Friday, June 28, 2013

Tenants of foreclosed buildings want fixes

From the Queens Courier:

Hany Taha is afraid that his ceiling will collapse on him.

He has lived in the same apartment for 26 years, but now the ceiling is sinking. Although he has complained about it for seven months, nothing has happened.

Taha is a resident of one of six low-income apartment buildings in Ridgewood owned by Ridgewood Realty of L.I. The structures have accumulated a total of nearly 550 violations, according to the Department of Housing Preservation and Development.

At a rally on June 19 outside Manhattan’s bankruptcy court, residents and officials demanded to meet with the company that owns the mortgages — an investment firm called Stabilis Capital Management — to discuss finding a “new, responsible owner.”

About thirty families rent at the buildings in question, which have six units each. The rent ranges from $900 to $1,050 a month. Tenants make payments to a court-appointed receiver.

Residents want to continue living in the buildings, but fear that Stabilis will sell them to a group that wants to build luxury apartments.

“We are trying to resolve it, but we don’t own the buildings. We don’t have control over them,” a representative from Stabilis said. “We are prevented from taking action because of the bankruptcy that was taken by the owner.”

Residents’ complaints include no heat in the winter, leaks from ceilings, rat infestations, mold and cracked walls. The front doors to some of the buildings are missing knobs, and a number of locks are broken.


Anonymous said...

"Affordable Housing" increasingly is used by developers to lull a community into giving up 100% of their community for 5% return - and its a promise almost always magically shrinks over time.

You want affordable housing?

Cut taxes or cut demand. That will not happen.

Anonymous said...

the article adds to the misunderstandings out there.
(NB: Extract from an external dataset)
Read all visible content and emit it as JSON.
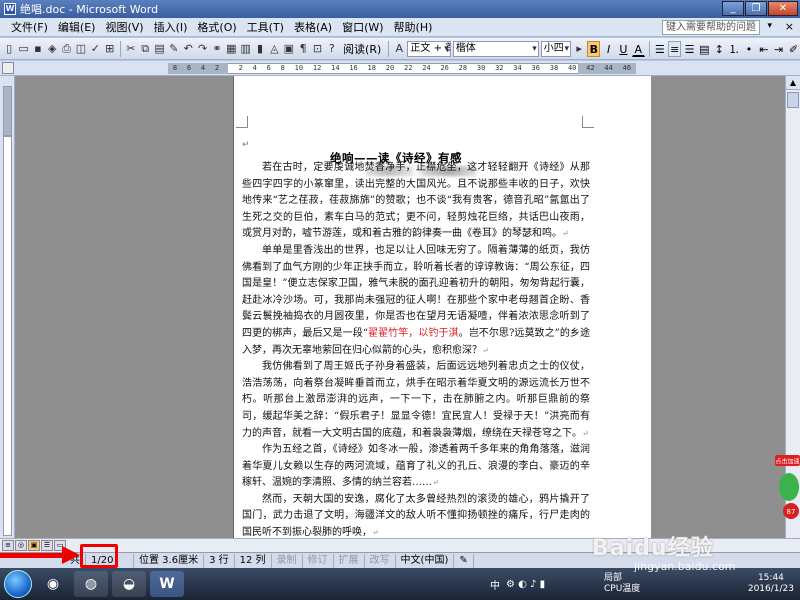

the note holder cannot make the repairs, they do not own the building. the court appointed receiver is the one who has the power to do so. Also,these sound like regular rent stabilized buildings - not low income or in a program. Now think about it: real estate is a business, clearly the economics do not work if the landlord couldnt pay the mortgage or find a buyer at a higher price, so something is wrong with the system. the taxes go ever higher as do the penalties by the city. the courts are too slow to finish a foreclosure - (because liberal judges slow the process to a crawl even when its investment property) and bankruptcy makes it even slower.

also, no rent stabilized tenant is ever getting kicked out if they pay their rent, so the building is not in danger of being torn down..

stop pandering and educate please.

Anonymous said...

hmm... another Queens apartment building with a Queens Housing Court judge as a silent partner?
Does James Grayshaw, retired Housing Court judge, have his hands on this building too?